In 2012, the US GDP was US$15.684 trillion, which was a 4.04 percent improvement from 2011. US GDP is expected to increase by 3.53 percent in 2013, and will continue to post annual growth of between 4.75 to 5.35 percent from 2013 till 2018. By the end of 2018, the US GDP is expected to be at US$21.101 trillion.
Similarly, the US GDP per capita is expected to see modest growth between 2013 and 2018. In 2010, the US GDP per capita was the 11th highest in the world at US$49,922.11. 2013 should see it increase by 2.66 percent to US$51,248.21. By 2018, this should rise further to US$ 63,676.10.
Population in the US increased by 0.72 percent to 314.184 million people in 2012. The US’s high labour force participation rate enables it to have the third largest labour force in the world at 154.9 million.

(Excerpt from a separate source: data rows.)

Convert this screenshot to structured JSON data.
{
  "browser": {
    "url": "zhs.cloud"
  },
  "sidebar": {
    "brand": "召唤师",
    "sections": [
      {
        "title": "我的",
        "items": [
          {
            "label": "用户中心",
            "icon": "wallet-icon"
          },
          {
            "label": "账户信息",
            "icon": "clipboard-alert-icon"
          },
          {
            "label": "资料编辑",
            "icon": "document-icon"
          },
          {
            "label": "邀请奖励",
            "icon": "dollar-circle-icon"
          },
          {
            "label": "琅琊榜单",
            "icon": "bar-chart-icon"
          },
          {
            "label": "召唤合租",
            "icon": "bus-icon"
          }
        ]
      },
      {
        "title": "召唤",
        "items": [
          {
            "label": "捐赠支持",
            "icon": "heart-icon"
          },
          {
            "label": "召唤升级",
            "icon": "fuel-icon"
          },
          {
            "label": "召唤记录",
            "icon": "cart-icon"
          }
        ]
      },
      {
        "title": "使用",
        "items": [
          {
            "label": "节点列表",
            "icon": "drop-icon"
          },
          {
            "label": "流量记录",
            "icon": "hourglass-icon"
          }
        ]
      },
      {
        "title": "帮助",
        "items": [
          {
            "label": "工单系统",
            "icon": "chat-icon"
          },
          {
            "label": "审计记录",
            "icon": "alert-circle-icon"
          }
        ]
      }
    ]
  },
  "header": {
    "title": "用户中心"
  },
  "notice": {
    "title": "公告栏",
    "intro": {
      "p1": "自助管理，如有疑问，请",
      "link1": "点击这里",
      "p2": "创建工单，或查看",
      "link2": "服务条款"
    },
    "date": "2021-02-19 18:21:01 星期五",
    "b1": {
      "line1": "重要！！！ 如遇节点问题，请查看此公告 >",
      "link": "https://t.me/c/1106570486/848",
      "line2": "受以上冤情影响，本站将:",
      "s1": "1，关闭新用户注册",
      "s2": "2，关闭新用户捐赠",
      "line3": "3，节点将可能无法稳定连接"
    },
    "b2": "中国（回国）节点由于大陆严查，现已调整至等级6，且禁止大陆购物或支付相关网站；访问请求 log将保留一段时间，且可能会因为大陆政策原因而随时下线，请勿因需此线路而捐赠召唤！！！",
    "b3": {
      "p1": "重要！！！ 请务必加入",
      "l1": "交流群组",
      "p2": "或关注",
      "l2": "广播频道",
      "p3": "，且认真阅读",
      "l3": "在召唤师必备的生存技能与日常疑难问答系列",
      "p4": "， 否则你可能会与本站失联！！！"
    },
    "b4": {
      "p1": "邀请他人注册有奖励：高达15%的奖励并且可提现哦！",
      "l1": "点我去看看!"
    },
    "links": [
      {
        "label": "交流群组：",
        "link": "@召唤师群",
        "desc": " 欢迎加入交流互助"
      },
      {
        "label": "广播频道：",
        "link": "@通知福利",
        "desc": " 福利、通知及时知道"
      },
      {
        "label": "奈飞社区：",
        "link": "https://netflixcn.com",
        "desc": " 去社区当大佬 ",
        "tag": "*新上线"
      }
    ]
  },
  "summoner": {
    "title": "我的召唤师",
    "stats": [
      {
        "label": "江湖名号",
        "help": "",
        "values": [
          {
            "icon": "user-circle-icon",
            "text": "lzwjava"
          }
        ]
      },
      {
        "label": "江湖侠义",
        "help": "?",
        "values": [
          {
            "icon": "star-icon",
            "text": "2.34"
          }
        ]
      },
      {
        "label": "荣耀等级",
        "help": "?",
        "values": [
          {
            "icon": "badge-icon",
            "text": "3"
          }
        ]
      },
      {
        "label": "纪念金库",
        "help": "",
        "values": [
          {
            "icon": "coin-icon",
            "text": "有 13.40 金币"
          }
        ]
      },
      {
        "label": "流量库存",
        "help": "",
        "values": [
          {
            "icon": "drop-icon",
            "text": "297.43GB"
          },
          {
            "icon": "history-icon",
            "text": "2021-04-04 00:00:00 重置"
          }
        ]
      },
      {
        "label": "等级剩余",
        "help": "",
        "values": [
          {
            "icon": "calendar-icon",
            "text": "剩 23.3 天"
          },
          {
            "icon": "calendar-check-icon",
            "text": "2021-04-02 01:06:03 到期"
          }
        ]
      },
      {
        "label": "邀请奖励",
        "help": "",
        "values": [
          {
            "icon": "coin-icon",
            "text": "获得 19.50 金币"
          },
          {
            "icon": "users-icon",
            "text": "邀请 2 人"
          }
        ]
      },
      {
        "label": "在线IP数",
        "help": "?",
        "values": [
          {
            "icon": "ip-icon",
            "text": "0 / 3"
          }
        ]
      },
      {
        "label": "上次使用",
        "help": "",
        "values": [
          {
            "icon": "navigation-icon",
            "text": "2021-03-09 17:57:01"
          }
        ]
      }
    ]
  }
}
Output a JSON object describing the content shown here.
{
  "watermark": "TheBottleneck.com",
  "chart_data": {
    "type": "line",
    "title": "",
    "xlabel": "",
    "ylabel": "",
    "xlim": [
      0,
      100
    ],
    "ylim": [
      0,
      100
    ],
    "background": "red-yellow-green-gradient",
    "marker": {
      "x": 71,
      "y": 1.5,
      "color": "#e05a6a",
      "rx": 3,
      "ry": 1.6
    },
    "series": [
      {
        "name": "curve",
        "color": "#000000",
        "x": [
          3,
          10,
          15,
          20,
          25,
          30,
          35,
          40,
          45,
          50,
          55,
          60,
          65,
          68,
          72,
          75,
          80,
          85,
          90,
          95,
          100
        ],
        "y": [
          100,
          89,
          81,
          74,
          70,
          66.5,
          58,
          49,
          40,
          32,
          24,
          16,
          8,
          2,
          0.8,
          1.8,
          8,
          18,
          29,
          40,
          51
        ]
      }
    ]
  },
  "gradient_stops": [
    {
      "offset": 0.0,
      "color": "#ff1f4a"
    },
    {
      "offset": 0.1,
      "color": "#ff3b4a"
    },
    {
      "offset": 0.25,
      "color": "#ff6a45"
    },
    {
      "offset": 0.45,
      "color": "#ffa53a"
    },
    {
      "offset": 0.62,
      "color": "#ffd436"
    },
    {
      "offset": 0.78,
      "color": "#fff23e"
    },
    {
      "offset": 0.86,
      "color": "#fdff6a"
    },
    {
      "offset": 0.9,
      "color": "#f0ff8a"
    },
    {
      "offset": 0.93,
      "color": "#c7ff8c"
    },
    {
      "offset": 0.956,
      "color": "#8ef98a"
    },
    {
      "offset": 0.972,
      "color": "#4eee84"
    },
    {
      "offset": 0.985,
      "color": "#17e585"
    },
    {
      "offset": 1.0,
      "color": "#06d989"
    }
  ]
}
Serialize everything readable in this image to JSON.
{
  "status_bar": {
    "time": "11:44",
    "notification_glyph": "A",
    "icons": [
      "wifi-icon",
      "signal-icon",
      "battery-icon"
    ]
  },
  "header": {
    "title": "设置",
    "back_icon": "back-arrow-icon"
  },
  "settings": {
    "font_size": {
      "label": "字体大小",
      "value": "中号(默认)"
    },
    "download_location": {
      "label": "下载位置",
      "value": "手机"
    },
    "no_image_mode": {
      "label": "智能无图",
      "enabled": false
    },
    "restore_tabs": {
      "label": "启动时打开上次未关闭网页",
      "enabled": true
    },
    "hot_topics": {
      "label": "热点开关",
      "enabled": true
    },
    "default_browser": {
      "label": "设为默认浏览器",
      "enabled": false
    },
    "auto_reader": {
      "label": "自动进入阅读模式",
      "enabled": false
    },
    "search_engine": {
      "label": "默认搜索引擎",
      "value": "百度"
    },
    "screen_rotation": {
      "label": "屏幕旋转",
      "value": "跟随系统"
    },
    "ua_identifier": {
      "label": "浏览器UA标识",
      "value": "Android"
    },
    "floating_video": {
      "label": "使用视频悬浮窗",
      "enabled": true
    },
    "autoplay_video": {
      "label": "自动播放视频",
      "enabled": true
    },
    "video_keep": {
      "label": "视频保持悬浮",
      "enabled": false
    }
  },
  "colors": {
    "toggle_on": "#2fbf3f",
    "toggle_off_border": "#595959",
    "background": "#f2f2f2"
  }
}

Unemployment rates in the US almost doubled in 2009 from 5.8 percent to 9.283 percent. It climbed to 9.625 percent in 2010, but has since fallen to 8.075 percent in 2012. Unfortunately, over the next five years, unemployment is still unlikely to return to pre-financial crisis levels – 4.617 percent in 2007. In 2013, unemployment is expected to drop to 7.743 percent. By 2018, the figure will drop to 5.601 percent – the first time it will drop below 2008’s unemployment rate at the start of the crisis.
On the back of the 2008 financial crisis, the US faced its first ever period of deflation since World War II, posting a -0.324 percent change (average consumer price change) in 2009.
2010 saw inflation return at 1.64 percent and the subsequent two years saw inflation grow higher to 3.141 percent and 2.076 percent in 2011 and 2012 respectively.
In 2013, the inflation rate (average consumer price change) is expected to fall to 1.828 percent. However, inflation is expected to see increase slightly every year and reach 2.263 percent in 2018. This will go someway into returning to pre-financial crisis levels where the average inflation rate between 2000 to 2008 was 2.89 percent.